other activists were executed in 1995. Saro-Wiwa led protests about the
exploitation of his homeland by oil companies, including Shell.
Nigeria’s leader, General Abubakar, also released details of a draft
constitution which promises greater transparency in political and
economic life. The news should encourage pressure groups like Greenpeace
and companies like The Body Shop, which in 1995 won a PR Week award for
its campaign to free Saro-Wiwa.
The picture is very different from three years ago, when campaigners may
indeed have felt they were protesting in vain: on the day The Body Shop
received its award, it learned that Saro-Wiwa had been sentenced to
death. He and other activists were executed some days later. Nigeria’s
response came too late for Saro-Wiwa. But both the Nigerian government
and the oil companies operating in Nigeria and elsewhere have come a
long way since 1995.

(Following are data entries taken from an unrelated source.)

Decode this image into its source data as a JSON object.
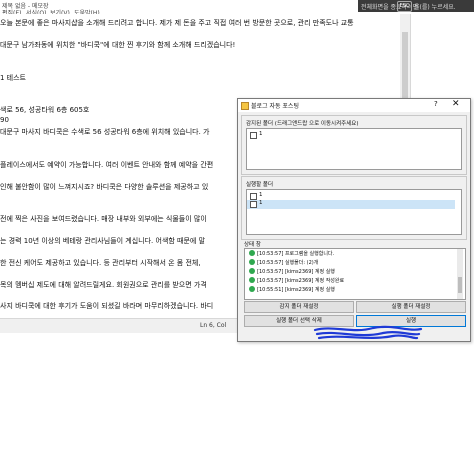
{
  "window": {
    "title": "제목 없음 - 메모장",
    "menu": [
      "편집(E)",
      "서식(O)",
      "보기(V)",
      "도움말(H)"
    ],
    "fullscreen_notice": {
      "text_before": "전체화면을 종료하려면",
      "key": "ESC",
      "text_after": "을(를) 누르세요."
    }
  },
  "editor": {
    "lines": [
      "오늘 본문에 좋은 마사지샵을 소개해 드리려고 합니다. 제가 제 돈을 주고 직접 여러 번 방문한 곳으로, 관리 만족도나 교통",
      "",
      "대문구 남가좌동에 위치한 \"바디쿡\"에 대한 찐 후기와 함께 소개해 드리겠습니다!",
      "",
      "",
      "1 테스트",
      "",
      "",
      "색로 56, 성공타워 6층 605호",
      "90",
      "대문구 마사지 바디쿡은 수색로 56 성공타워 6층에 위치해 있습니다. 가",
      "",
      "",
      "플레이스에서도 예약이 가능합니다. 여러 이벤트 안내와 함께 예약을 간편",
      "",
      "인해 불안함이 많이 느껴지시죠? 바디쿡은 다양한 솔루션을 제공하고 있",
      "",
      "",
      "전에 찍은 사진을 보여드렸습니다. 매장 내부와 외부에는 식물들이 많이",
      "",
      "는 경력 10년 이상의 베테랑 관리사님들이 계십니다. 어색함 때문에 말",
      "",
      "한 전신 케어도 제공하고 있습니다. 등 관리부터 시작해서 온 몸 전체,",
      "",
      "목의 멤버십 제도에 대해 알려드릴게요. 회원권으로 관리를 받으면 가격",
      "",
      "사지 바디쿡에 대한 후기가 도움이 되셨길 바라며 마무리하겠습니다. 바디"
    ],
    "status": "Ln 6, Col"
  },
  "dialog": {
    "title": "블로그 자동 포스팅",
    "help_label": "?",
    "close_label": "✕",
    "watch_folder_label": "감지된 폴더 (드래그앤드랍 으로 이동시켜주세요)",
    "watch_folder_items": [
      "1"
    ],
    "exec_folder_label": "실행할 폴더",
    "exec_folder_items": [
      "1",
      "1"
    ],
    "status_label": "상태 창",
    "log_lines": [
      "[10:53:57] 프로그램을 실행합니다.",
      "[10:53:57] 실행폴더: (2)개",
      "[10:53:57] [kims2369] 계정 실행",
      "[10:53:57] [kims2369] 계정 작성완료",
      "[10:55:51] [kims2369] 계정 실행"
    ],
    "buttons": {
      "watch_refresh": "감지 폴더 재설정",
      "exec_refresh": "실행 폴더 재설정",
      "exec_delete": "실행 폴더 선택 삭제",
      "run": "실행"
    }
  }
}
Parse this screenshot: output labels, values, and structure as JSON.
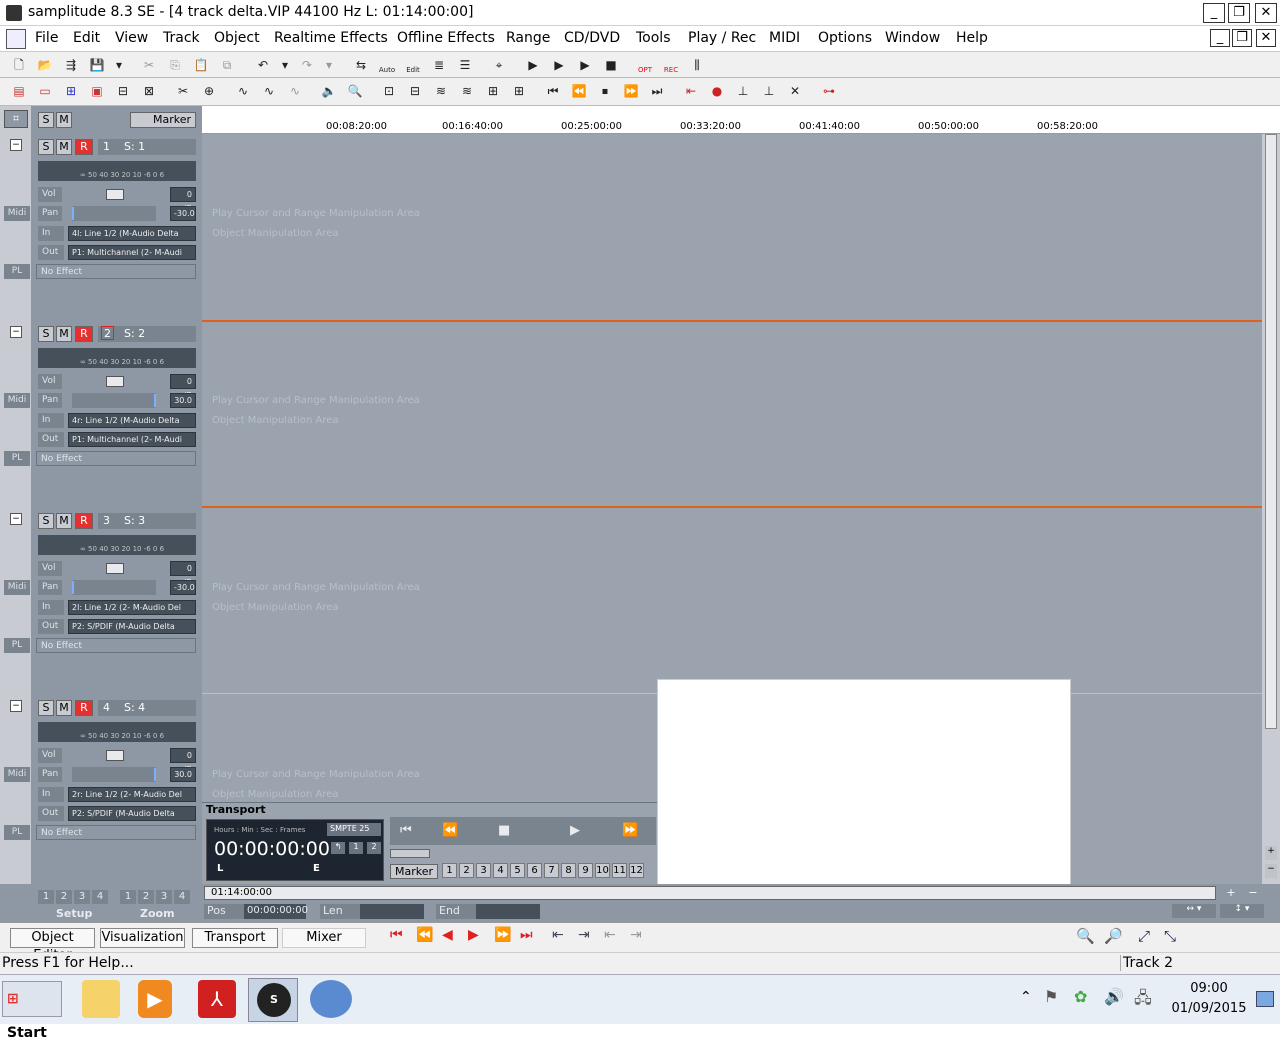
{
  "window": {
    "title": "samplitude 8.3 SE  - [4 track delta.VIP   44100 Hz L: 01:14:00:00]"
  },
  "menu": [
    "File",
    "Edit",
    "View",
    "Track",
    "Object",
    "Realtime Effects",
    "Offline Effects",
    "Range",
    "CD/DVD",
    "Tools",
    "Play / Rec",
    "MIDI",
    "Options",
    "Window",
    "Help"
  ],
  "toolbar": {
    "auto_label": "Auto",
    "edit_label": "Edit",
    "opt_label": "OPT",
    "rec_label": "REC"
  },
  "header": {
    "s": "S",
    "m": "M",
    "marker": "Marker"
  },
  "ruler": [
    "00:08:20:00",
    "00:16:40:00",
    "00:25:00:00",
    "00:33:20:00",
    "00:41:40:00",
    "00:50:00:00",
    "00:58:20:00"
  ],
  "tracks": [
    {
      "num": "1",
      "name": "S: 1",
      "vol": "0 dB",
      "pan": "-30.0",
      "in": "4l: Line 1/2 (M-Audio Delta",
      "out": "P1: Multichannel (2- M-Audi",
      "fx": "No Effect"
    },
    {
      "num": "2",
      "name": "S: 2",
      "vol": "0 dB",
      "pan": "30.0",
      "in": "4r: Line 1/2 (M-Audio Delta",
      "out": "P1: Multichannel (2- M-Audi",
      "fx": "No Effect"
    },
    {
      "num": "3",
      "name": "S: 3",
      "vol": "0 dB",
      "pan": "-30.0",
      "in": "2l: Line 1/2 (2- M-Audio Del",
      "out": "P2: S/PDIF (M-Audio Delta",
      "fx": "No Effect"
    },
    {
      "num": "4",
      "name": "S: 4",
      "vol": "0 dB",
      "pan": "30.0",
      "in": "2r: Line 1/2 (2- M-Audio Del",
      "out": "P2: S/PDIF (M-Audio Delta",
      "fx": "No Effect"
    }
  ],
  "trackctl": {
    "s": "S",
    "m": "M",
    "r": "R",
    "vol": "Vol",
    "pan": "Pan",
    "in": "In",
    "out": "Out",
    "midi": "Midi",
    "pl": "PL",
    "meter": "∞  50 40 30 20  10 -6   0   6"
  },
  "lane": {
    "line1": "Play Cursor and Range Manipulation Area",
    "line2": "Object Manipulation Area"
  },
  "transport": {
    "title": "Transport",
    "hdr": "Hours : Min : Sec : Frames",
    "mode": "SMPTE 25",
    "time": "00:00:00:00",
    "l": "L",
    "e": "E",
    "b1": "1",
    "b2": "2",
    "marker": "Marker",
    "nums": [
      "1",
      "2",
      "3",
      "4",
      "5",
      "6",
      "7",
      "8",
      "9",
      "10",
      "11",
      "12"
    ]
  },
  "bottom": {
    "len_time": "01:14:00:00",
    "pos": "Pos",
    "pos_val": "00:00:00:00",
    "len": "Len",
    "end": "End",
    "setup": "Setup",
    "zoom": "Zoom",
    "setup_nums": [
      "1",
      "2",
      "3",
      "4"
    ],
    "zoom_nums": [
      "1",
      "2",
      "3",
      "4"
    ]
  },
  "tabs": [
    "Object Editor",
    "Visualization",
    "Transport",
    "Mixer"
  ],
  "status": {
    "help": "Press F1 for Help...",
    "track": "Track 2"
  },
  "taskbar": {
    "start": "Start",
    "time": "09:00",
    "date": "01/09/2015"
  }
}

BP now uses its web site to boast not about profits, but about its
social and ethical performance. The site gives details of BP-sponsored
community projects around the world.
This year Shell has invested an estimated pounds 18 million in its
global communications, appointing Fishburn Hedges and advertising agency
J Walter Thompson to help devise a programme to repair the damage done
by high profile incidents such as the disposal of the Brent Spar oil rig
and protests in Nigeria.
Last April Shell International produced its first Profits and Principles
report, which sets out its agenda for corporate and social
responsibility, with particular reference to events in Nigeria. In 1997,
for the first time, Shell formally stated its support for the UN
declaration of human rights. And the company’s actions back its words.
After battling with activists over the disposal of Brent Spar, it
decided that instead of dumping the rig, part of it would be used in an
extension to a quay in Norway.
Brent Spar is an example of how pressure group campaigns can have an
immediately tangible effect. Nigeria’s decision to release the 20 Ogoni
prisoners is not simply the result of sustained campaigning. But it is a
positive signal to those who believe that governments and businesses
will eventually feel the heat under the media spotlight.